After the four walls of a given structure, the roof is sometimes referred to as the “fifth plane”—and just like the walls that hold it up, the roof is an all-important structure that can make or break a building’s performance. Florida’s tropical climate, particularly its long rainy season and frequent storms, often exacerbates trouble spots. If not properly maintained, even a minor roof problem can lead to costly repairs.
Michael Kuzelka, president and CEO of FFR [Final Flat Roof] Global Inc. in West Palm Beach says that modified bitumen is the most common type of roof in South Florida. “It’s basically from an older system that’s still is use,” he says. “It’s the same material that shingles are made out of. It’s rolled asphalt that’s put down with heat and flame. Everyone refers to it as the modified bit.”
According to experts, the modified bitumen is an evolution of asphalt roofing. It’s made from asphalt and a variety of modifiers and solvents. There are several ways of connecting pieces of this material. In a heat application process, the seams are heated to melt the asphalt together and create a seal. There is also a cold applied adhesive application process, and some self-adhesive forms of this system. This material is also referred to as APP or SBS.

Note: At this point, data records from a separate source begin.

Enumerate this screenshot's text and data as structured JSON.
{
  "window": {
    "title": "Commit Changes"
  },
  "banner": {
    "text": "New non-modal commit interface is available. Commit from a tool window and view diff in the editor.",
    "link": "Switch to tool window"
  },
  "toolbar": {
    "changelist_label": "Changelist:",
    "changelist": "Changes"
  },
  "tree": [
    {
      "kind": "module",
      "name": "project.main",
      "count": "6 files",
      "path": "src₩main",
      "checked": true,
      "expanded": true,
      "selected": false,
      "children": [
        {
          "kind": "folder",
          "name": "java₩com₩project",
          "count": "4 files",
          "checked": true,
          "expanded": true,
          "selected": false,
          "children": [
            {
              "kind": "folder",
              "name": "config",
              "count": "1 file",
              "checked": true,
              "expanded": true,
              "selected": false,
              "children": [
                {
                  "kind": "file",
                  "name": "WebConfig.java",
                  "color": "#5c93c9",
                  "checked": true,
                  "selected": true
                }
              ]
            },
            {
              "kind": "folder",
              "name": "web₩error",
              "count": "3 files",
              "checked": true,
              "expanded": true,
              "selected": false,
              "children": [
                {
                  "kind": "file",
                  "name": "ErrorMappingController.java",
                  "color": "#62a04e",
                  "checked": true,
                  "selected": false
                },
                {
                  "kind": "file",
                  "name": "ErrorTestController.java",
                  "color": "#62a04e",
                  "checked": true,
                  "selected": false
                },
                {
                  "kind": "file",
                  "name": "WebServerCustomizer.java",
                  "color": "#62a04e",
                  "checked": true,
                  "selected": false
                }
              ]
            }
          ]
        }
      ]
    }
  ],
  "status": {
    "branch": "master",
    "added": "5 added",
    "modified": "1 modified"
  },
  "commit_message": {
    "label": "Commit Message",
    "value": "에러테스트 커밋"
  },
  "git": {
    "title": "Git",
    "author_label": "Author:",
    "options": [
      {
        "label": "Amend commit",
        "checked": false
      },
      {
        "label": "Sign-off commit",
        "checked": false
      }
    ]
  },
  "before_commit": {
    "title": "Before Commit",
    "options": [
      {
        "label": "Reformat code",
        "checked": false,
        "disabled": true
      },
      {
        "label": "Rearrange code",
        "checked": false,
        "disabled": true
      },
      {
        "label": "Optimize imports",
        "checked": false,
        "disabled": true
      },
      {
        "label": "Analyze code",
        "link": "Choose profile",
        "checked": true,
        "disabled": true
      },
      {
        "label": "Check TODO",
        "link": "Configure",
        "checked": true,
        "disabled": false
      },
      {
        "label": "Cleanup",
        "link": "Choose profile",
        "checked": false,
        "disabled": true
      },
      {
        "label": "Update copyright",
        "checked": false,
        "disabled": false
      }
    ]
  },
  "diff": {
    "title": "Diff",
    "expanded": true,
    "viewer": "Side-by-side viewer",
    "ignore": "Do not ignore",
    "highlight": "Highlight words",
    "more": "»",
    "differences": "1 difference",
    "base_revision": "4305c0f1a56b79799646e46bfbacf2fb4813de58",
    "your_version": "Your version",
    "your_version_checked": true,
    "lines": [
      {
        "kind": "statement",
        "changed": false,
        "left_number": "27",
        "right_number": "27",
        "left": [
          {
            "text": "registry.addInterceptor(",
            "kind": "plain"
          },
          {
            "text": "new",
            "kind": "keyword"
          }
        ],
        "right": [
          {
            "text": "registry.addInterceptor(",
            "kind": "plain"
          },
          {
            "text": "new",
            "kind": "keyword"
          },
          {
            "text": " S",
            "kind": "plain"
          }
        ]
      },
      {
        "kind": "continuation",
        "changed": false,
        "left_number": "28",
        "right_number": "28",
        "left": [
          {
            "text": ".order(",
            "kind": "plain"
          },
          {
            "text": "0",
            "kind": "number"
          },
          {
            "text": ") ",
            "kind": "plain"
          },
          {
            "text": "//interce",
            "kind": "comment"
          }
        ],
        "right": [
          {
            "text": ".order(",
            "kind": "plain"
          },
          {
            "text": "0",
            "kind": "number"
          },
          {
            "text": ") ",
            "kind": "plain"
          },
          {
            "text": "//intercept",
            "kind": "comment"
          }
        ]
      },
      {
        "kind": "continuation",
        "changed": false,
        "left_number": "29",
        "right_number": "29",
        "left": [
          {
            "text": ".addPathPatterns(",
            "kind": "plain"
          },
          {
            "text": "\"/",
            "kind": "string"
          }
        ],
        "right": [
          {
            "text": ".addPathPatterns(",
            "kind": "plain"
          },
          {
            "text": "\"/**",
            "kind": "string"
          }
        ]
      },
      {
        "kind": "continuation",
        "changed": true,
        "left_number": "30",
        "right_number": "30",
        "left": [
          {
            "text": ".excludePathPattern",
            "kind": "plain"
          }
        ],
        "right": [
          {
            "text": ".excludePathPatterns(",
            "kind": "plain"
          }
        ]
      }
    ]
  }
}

“There are many types of roofs in South Florida,” adds Kuzelka, “You have TPO [Thermoplastic Olefin or Polyolefin] which is a thermal plastic, there’s PVC [Polyvinyl Chloride] which is also a plastic, PDM [Propylene Diene Monomer] which is a stretched rubber and then you have specialty products out there like the K1 product which isn’t a roof system, it’s a restoration product for roof systems. The unfortunate thing is that they all have the same types of problems.”
Other Surfaces and Common Problems
In addition to a flat roof, other types of roofs common to South Florida’s wind and rain-driven climate are pitched roofs, which typically will use asphalt or wood shake shingles, tile, slate, steel, metal, copper or aluminum. A metal roof in Florida will give your home the most protection of any roof type. New shingle roofs are rated as high as 130 mph but metal roofs, experts say, can sustain wind gusts up to 200 mph. These shingles are heavier than the 3-tab shingles that are put on most homes.